* Task instructions:
Search the data below for the string "feels" and copy all lines where it shows up.

[Data provided — start]

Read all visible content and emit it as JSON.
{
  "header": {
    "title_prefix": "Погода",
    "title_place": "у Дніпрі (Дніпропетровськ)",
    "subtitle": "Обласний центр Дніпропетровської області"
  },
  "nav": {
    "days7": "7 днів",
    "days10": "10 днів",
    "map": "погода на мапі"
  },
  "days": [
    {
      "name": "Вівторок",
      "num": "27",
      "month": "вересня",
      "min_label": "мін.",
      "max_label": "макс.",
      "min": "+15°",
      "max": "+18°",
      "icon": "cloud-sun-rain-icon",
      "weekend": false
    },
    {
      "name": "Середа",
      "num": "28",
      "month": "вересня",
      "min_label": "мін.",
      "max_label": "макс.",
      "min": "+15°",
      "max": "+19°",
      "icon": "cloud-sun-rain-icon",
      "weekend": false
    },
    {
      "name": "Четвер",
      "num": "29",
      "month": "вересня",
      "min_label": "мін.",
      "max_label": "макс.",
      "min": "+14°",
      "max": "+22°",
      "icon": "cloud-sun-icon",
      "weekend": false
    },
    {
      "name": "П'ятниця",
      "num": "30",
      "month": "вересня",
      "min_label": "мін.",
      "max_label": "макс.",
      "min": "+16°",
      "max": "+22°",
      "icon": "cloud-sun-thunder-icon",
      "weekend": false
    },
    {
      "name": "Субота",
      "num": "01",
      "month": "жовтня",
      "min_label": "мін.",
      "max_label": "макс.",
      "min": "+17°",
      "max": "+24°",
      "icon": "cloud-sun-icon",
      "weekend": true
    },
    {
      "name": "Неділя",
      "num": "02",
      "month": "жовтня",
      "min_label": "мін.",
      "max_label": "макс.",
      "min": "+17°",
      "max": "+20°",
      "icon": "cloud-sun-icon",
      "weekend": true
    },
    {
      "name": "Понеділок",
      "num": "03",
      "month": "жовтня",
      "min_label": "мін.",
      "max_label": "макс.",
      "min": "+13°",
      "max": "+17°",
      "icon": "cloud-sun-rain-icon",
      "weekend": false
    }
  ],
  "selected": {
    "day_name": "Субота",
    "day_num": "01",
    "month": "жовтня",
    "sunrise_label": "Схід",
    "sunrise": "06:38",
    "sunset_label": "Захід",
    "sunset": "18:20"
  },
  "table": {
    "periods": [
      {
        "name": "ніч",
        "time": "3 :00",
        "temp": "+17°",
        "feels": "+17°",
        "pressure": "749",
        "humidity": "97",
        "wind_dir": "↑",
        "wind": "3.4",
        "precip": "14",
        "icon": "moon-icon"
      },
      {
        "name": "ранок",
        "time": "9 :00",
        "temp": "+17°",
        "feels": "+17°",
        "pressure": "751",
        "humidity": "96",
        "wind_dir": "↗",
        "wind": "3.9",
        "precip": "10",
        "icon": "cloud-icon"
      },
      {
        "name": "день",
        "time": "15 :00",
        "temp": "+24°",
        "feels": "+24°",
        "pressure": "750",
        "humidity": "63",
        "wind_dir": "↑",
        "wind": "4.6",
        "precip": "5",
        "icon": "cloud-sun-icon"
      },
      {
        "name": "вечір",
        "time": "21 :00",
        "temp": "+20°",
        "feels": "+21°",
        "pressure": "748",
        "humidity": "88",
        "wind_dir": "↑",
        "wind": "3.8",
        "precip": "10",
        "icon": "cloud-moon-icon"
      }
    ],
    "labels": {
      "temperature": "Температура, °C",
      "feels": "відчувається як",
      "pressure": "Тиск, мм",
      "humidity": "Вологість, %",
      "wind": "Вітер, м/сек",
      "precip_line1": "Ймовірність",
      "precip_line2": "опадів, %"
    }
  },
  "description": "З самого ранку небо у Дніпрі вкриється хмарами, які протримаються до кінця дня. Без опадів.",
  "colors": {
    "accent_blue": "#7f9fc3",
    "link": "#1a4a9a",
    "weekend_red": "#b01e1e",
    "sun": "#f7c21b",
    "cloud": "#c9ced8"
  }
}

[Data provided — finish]

* Answer section:
        "feels": "+17°",
        "feels": "+17°",
        "feels": "+24°",
        "feels": "+21°",
      "feels": "відчувається як",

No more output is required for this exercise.